## Work to be completed:
Print back each record unchanged, without pictures.

::: Input data :::

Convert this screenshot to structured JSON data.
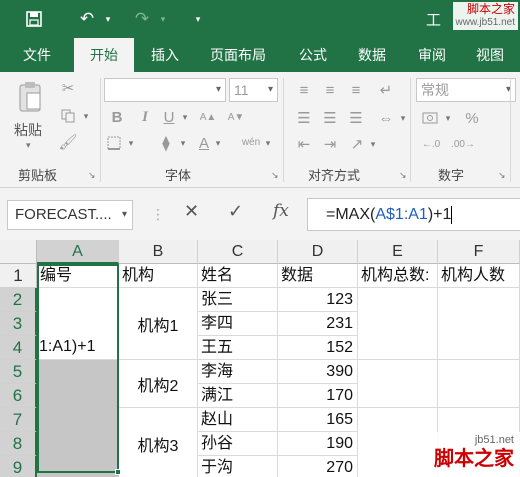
{
  "title_bar": {
    "title": "工",
    "save_icon": "save-icon",
    "undo_icon": "undo-icon",
    "redo_icon": "redo-icon",
    "customize_icon": "customize-qat-icon"
  },
  "watermark_top": {
    "line1": "脚本之家",
    "line2": "www.jb51.net"
  },
  "tabs": [
    {
      "label": "文件",
      "active": false
    },
    {
      "label": "开始",
      "active": true
    },
    {
      "label": "插入",
      "active": false
    },
    {
      "label": "页面布局",
      "active": false
    },
    {
      "label": "公式",
      "active": false
    },
    {
      "label": "数据",
      "active": false
    },
    {
      "label": "审阅",
      "active": false
    },
    {
      "label": "视图",
      "active": false
    }
  ],
  "ribbon": {
    "clipboard": {
      "label": "剪贴板",
      "paste_label": "粘贴"
    },
    "font": {
      "label": "字体",
      "font_name": "",
      "font_size": "11",
      "bold": "B",
      "italic": "I",
      "underline": "U",
      "phonetic": "wén"
    },
    "alignment": {
      "label": "对齐方式"
    },
    "number": {
      "label": "数字",
      "format": "常规",
      "percent": "%"
    }
  },
  "formula_bar": {
    "name_box": "FORECAST....",
    "fx_label": "fx",
    "formula_prefix": "=MAX(",
    "formula_ref": "A$1:A1",
    "formula_suffix": ")+1"
  },
  "sheet": {
    "columns": [
      "A",
      "B",
      "C",
      "D",
      "E",
      "F"
    ],
    "rows": [
      "1",
      "2",
      "3",
      "4",
      "5",
      "6",
      "7",
      "8",
      "9"
    ],
    "header_row": [
      "编号",
      "机构",
      "姓名",
      "数据",
      "机构总数:",
      "机构人数"
    ],
    "a4_text": "1:A1)+1",
    "groups": [
      {
        "org": "机构1",
        "members": [
          {
            "name": "张三",
            "value": "123"
          },
          {
            "name": "李四",
            "value": "231"
          },
          {
            "name": "王五",
            "value": "152"
          }
        ]
      },
      {
        "org": "机构2",
        "members": [
          {
            "name": "李海",
            "value": "390"
          },
          {
            "name": "满江",
            "value": "170"
          }
        ]
      },
      {
        "org": "机构3",
        "members": [
          {
            "name": "赵山",
            "value": "165"
          },
          {
            "name": "孙谷",
            "value": "190"
          },
          {
            "name": "于沟",
            "value": "270"
          }
        ]
      }
    ]
  },
  "watermark_bottom": {
    "url": "jb51.net",
    "name": "脚本之家"
  },
  "colors": {
    "accent": "#217346",
    "selection_fill": "#c6c6c6",
    "reference_blue": "#1f5fbf"
  }
}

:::

## Exercise solution:
Convert this screenshot to structured JSON data.
{
  "title_bar": {
    "title": "工",
    "save_icon": "save-icon",
    "undo_icon": "undo-icon",
    "redo_icon": "redo-icon",
    "customize_icon": "customize-qat-icon"
  },
  "watermark_top": {
    "line1": "脚本之家",
    "line2": "www.jb51.net"
  },
  "tabs": [
    {
      "label": "文件",
      "active": false
    },
    {
      "label": "开始",
      "active": true
    },
    {
      "label": "插入",
      "active": false
    },
    {
      "label": "页面布局",
      "active": false
    },
    {
      "label": "公式",
      "active": false
    },
    {
      "label": "数据",
      "active": false
    },
    {
      "label": "审阅",
      "active": false
    },
    {
      "label": "视图",
      "active": false
    }
  ],
  "ribbon": {
    "clipboard": {
      "label": "剪贴板",
      "paste_label": "粘贴"
    },
    "font": {
      "label": "字体",
      "font_name": "",
      "font_size": "11",
      "bold": "B",
      "italic": "I",
      "underline": "U",
      "phonetic": "wén"
    },
    "alignment": {
      "label": "对齐方式"
    },
    "number": {
      "label": "数字",
      "format": "常规",
      "percent": "%"
    }
  },
  "formula_bar": {
    "name_box": "FORECAST....",
    "fx_label": "fx",
    "formula_prefix": "=MAX(",
    "formula_ref": "A$1:A1",
    "formula_suffix": ")+1"
  },
  "sheet": {
    "columns": [
      "A",
      "B",
      "C",
      "D",
      "E",
      "F"
    ],
    "rows": [
      "1",
      "2",
      "3",
      "4",
      "5",
      "6",
      "7",
      "8",
      "9"
    ],
    "header_row": [
      "编号",
      "机构",
      "姓名",
      "数据",
      "机构总数:",
      "机构人数"
    ],
    "a4_text": "1:A1)+1",
    "groups": [
      {
        "org": "机构1",
        "members": [
          {
            "name": "张三",
            "value": "123"
          },
          {
            "name": "李四",
            "value": "231"
          },
          {
            "name": "王五",
            "value": "152"
          }
        ]
      },
      {
        "org": "机构2",
        "members": [
          {
            "name": "李海",
            "value": "390"
          },
          {
            "name": "满江",
            "value": "170"
          }
        ]
      },
      {
        "org": "机构3",
        "members": [
          {
            "name": "赵山",
            "value": "165"
          },
          {
            "name": "孙谷",
            "value": "190"
          },
          {
            "name": "于沟",
            "value": "270"
          }
        ]
      }
    ]
  },
  "watermark_bottom": {
    "url": "jb51.net",
    "name": "脚本之家"
  },
  "colors": {
    "accent": "#217346",
    "selection_fill": "#c6c6c6",
    "reference_blue": "#1f5fbf"
  }
}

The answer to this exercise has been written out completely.